Imagined interactions, family money management patterns and coalitions, and attitudes toward money and credit
This study explores the imagined interactions college students have with their parents about money and credit, their attitudes toward credit and money, the ways they say their parents deal with financial decisions, and the communication coalitions regarding finances they perceive existing within their family. Students’ imagined interaction pleasantness is greatest when parents jointly form a plan for paying off credit card debt and lowest when parents argue. When family coalitions exist, students report more frequent imagined interactions. Imagined interaction frequency and pleasantness are related to credit and money attitudes. Copyright Springer Science+Business Media, LLC 2007
If you experience problems downloading a file, check if you have the proper application to view it first.
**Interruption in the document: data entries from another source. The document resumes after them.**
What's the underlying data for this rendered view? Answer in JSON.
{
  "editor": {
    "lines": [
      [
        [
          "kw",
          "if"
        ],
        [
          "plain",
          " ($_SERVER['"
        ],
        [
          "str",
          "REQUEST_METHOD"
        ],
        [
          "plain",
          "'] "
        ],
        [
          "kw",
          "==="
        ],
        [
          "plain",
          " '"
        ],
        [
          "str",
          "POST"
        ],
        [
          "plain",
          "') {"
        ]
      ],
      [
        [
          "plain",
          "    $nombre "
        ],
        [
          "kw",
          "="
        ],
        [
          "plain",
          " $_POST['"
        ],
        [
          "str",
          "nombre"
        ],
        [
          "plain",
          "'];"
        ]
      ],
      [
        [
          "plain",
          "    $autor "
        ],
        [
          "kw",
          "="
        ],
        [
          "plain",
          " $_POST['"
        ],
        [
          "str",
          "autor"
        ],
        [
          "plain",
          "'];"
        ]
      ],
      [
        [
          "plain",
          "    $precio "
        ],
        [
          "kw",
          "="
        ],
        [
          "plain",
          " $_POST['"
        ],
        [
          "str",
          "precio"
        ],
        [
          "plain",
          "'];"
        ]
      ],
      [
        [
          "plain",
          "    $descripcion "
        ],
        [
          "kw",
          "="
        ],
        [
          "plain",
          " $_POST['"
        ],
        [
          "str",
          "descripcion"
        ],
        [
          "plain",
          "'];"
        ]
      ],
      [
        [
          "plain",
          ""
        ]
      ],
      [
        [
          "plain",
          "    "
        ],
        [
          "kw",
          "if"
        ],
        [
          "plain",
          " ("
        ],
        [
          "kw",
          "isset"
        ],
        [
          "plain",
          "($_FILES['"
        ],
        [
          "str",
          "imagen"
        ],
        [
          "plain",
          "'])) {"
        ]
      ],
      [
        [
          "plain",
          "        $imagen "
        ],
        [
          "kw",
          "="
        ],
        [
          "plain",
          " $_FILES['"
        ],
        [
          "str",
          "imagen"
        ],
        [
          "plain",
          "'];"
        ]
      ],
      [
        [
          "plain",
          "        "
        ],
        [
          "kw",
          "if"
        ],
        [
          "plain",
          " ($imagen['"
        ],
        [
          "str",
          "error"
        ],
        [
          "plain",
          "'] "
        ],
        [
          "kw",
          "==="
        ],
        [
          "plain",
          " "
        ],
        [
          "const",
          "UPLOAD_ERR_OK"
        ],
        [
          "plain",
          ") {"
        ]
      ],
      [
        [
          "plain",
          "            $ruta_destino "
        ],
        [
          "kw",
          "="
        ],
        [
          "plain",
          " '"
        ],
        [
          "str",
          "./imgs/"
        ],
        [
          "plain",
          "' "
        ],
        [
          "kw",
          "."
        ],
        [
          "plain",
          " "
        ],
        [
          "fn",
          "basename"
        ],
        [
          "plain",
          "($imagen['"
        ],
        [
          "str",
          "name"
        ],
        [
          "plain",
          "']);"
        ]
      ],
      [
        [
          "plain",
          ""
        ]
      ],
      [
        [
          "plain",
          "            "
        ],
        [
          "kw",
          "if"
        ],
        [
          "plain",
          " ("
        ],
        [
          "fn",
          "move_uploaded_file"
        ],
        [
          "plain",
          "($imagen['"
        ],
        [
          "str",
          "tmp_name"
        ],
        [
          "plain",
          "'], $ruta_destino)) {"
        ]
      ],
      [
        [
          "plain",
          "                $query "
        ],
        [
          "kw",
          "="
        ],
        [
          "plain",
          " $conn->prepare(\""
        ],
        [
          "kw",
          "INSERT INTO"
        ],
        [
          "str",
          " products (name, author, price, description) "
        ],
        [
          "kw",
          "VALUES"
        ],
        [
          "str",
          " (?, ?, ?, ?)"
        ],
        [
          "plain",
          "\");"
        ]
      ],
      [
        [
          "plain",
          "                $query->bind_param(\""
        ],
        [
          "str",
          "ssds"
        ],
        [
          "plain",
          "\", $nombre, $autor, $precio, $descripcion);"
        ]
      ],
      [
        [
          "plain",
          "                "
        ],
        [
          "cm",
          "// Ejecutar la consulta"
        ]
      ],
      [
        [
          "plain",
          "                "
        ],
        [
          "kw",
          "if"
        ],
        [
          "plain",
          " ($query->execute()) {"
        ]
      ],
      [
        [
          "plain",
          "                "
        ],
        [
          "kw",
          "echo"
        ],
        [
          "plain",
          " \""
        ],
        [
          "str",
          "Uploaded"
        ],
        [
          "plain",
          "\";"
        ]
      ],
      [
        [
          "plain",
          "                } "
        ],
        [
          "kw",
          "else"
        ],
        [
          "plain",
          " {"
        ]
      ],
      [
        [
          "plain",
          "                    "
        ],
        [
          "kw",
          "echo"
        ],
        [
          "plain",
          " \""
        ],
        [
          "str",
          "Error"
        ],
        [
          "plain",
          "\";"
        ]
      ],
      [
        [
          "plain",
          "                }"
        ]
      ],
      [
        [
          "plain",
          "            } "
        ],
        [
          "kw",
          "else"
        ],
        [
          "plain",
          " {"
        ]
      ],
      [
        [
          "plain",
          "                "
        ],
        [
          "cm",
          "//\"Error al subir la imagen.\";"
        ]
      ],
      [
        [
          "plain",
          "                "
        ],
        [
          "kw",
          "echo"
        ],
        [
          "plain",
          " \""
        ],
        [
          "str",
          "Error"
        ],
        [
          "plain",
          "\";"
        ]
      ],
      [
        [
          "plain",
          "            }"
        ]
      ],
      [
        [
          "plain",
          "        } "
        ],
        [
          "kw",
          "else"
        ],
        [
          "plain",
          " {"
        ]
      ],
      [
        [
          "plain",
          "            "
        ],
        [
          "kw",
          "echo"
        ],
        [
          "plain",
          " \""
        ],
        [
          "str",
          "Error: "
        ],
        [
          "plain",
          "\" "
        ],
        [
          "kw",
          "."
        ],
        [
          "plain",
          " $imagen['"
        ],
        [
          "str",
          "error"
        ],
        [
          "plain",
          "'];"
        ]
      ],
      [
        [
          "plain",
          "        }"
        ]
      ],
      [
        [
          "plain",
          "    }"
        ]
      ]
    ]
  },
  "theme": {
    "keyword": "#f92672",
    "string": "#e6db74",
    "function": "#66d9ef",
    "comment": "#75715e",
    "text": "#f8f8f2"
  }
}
In case of further problems read the IDEAS help page. Note that these files are not on the IDEAS site. Please be patient as the files may be large.
As the access to this document is restricted, you may want to look for a different version under "Related research" (further below) or search for a different version of it.
Volume (Year): 28 (2007)
Issue (Month): 1 (March)
|Contact details of provider:|| Web page: http://www.springer.com|
|Order Information:||Web: http://www.springer.com/social+sciences/journal/10834/PS2|
References listed on IDEAS
Please report citation or reference errors to , or , if you are the registered author of the cited work, log in to your RePEc Author Service profile, click on "citations" and make appropriate adjustments.:
- Moschis, George P, 1985. " The Role of Family Communication in Consumer Socialization of Children and Adolescents," Journal of Consumer Research, Oxford University Press, vol. 11(4), pages 898-913, March.
- Lundberg, S. & Pollak, R.A., 1991.
"Separate Spheres Bargaining and the Marriage Market,"
Discussion Papers in Economics at the University of Washington
91-08, Department of Economics at the University of Washington.
- Lundberg, Shelly & Pollak, Robert A, 1993. "Separate Spheres Bargaining and the Marriage Market," Journal of Political Economy, University of Chicago Press, vol. 101(6), pages 988-1010, December.
- Lundberg, S. & Pollak, R.A., 1991. "Separate Spheres Bargaining and the Marriage Market," Working Papers 91-08, University of Washington, Department of Economics.
- John, Deborah Roedder, 1999. " Consumer Socialization of Children: A Retrospective Look at Twenty-Five Years of Research," Journal of Consumer Research, Oxford University Press, vol. 26(3), pages 183-213, December.
- Becker, Gary S, 1974.
"A Theory of Marriage: Part II,"
Journal of Political Economy,
University of Chicago Press, vol. 82(2), pages S11-S26, Part II, .
- Hanley, Alice & Wilhelm, Mari S., 1992. "Compulsive buying: An exploration into self-esteem and money attitudes," Journal of Economic Psychology, Elsevier, vol. 13(1), pages 5-18, March.
When requesting a correction, please mention this item's handle: RePEc:kap:jfamec:v:28:y:2007:i:1:p:3-22. See general information about how to correct material in RePEc.
For technical questions regarding this item, or to correct its authors, title, abstract, bibliographic or download information, contact: (Sonal Shukla)or (Rebekah McClure)
If you have authored this item and are not yet registered with RePEc, we encourage you to do it here. This allows to link your profile to this item. It also allows you to accept potential citations to this item that we are uncertain about.
If references are entirely missing, you can add them using this form.
If the full references list an item that is present in RePEc, but the system did not link to it, you can help with this form.
If you know of missing items citing this one, you can help us creating those links by adding the relevant references in the same way as above, for each refering item. If you are a registered author of this item, you may also want to check the "citations" tab in your profile, as there may be some citations waiting for confirmation.
Please note that corrections may take a couple of weeks to filter through the various RePEc services.